  4. Jul 03, 2012

    I'm missing an optional CRC tag for basic security and data corruption. If pack provides a crc checksum, unpack should check the result against the given crc and report an error otherwise. The crc tag must be the last tag in the buffer. The crc checksum does not include itself and its type tag.

    There are several reserved bytes free for this. For example 0xc6 is similar to 0xce, only one bit apart.

    0xc6 crc with uint32 (optional)

    I implemented this for c and perl here:

    https://github.com/msgpack/msgpack/pull/114

    https://github.com/msgpack/msgpack-perl/pull/7

    Our main advantage to use the optional CRC  is to be sure that the writer has already finished writing by checking the fifth-last byte to be 0xc6. Omit parsing and unpacking then.
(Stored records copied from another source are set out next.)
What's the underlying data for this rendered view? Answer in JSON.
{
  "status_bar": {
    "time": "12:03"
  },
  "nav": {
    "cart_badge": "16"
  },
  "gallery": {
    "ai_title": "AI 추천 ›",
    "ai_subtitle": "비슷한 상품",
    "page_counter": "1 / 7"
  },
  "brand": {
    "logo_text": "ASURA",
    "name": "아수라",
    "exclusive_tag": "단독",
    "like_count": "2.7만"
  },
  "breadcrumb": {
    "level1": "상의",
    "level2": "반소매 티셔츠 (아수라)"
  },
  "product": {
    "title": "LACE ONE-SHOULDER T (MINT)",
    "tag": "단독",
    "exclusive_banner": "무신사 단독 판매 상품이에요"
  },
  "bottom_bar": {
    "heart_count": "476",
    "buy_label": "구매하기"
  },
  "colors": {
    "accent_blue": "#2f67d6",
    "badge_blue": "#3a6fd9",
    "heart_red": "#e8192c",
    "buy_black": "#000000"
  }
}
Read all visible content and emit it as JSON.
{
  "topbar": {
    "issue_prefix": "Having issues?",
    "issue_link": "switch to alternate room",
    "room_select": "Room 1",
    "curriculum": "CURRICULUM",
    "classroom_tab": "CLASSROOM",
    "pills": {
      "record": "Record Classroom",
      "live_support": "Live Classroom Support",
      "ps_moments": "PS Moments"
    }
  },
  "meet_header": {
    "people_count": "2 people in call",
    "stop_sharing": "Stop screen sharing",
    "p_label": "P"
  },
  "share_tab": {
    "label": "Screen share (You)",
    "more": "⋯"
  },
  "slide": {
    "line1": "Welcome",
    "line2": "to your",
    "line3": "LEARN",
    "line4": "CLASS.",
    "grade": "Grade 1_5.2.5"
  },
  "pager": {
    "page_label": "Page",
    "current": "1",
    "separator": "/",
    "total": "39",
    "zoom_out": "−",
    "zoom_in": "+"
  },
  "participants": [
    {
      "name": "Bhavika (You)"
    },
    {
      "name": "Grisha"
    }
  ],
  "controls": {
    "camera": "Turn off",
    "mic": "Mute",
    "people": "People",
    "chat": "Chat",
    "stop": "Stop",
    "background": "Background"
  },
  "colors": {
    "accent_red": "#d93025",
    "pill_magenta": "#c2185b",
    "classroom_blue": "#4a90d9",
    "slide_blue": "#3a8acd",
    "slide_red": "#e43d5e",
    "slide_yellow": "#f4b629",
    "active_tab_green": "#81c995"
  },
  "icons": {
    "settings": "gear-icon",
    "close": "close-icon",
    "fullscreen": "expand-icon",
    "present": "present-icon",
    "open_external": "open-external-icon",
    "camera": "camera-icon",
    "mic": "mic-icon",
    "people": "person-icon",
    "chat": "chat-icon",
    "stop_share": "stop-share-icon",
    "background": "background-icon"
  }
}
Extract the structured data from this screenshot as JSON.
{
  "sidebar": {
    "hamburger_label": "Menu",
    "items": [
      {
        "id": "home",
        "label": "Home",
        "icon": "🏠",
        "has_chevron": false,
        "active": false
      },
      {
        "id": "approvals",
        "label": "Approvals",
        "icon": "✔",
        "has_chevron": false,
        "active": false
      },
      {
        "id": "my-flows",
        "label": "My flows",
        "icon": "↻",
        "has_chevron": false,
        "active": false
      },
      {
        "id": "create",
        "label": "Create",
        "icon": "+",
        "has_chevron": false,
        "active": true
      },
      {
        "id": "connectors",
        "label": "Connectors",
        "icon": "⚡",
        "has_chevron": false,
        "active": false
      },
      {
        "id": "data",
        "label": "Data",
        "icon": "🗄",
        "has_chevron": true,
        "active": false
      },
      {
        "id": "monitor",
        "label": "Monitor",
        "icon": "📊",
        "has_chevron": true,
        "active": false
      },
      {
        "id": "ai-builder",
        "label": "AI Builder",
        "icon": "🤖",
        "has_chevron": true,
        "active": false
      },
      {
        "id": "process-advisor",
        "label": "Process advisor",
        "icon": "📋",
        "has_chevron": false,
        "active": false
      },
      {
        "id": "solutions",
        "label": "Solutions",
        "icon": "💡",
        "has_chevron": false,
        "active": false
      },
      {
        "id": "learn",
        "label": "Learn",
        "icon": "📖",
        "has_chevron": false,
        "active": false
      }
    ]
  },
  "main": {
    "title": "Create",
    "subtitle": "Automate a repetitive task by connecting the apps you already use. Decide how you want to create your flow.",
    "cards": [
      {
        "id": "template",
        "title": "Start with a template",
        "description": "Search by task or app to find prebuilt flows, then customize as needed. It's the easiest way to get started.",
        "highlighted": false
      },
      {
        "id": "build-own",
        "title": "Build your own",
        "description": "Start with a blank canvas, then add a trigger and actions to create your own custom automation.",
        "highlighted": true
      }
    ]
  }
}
Some writers buffer its output, and the reader optimisticly tries to parse whenever the ctime changes.

  5. Jun 07, 2013

    MsgPack is great, and I completely agree about strings.

    But could we get this wiki into GitHub? This site was down recently, and that's a major problem. I cannot find the spec anywhere else on the web.

    I've copied the bare minimum here: https://github.com/cdunn2001/msgpack-spec

    That's only a README. With GitHub, the wiki attached to a repo is itself available via git. That would be prefect.

    1. Jul 01, 2013

      I agree.

      I think Confluence is over engineering and some committers doesn't check this wiki.

      We should move to github page (or related site) with ML / issue / pull request combination.

  6. Jun 07, 2013

    See wiki:

    https://github.com/cdunn2001/msgpack-spec/wiki/Spec

    and README:

    https://github.com/cdunn2001/msgpack-spec/blob/master/README.md

    The wiki looks a little better because of the surprising syntax-highlighting. Feel free to clone.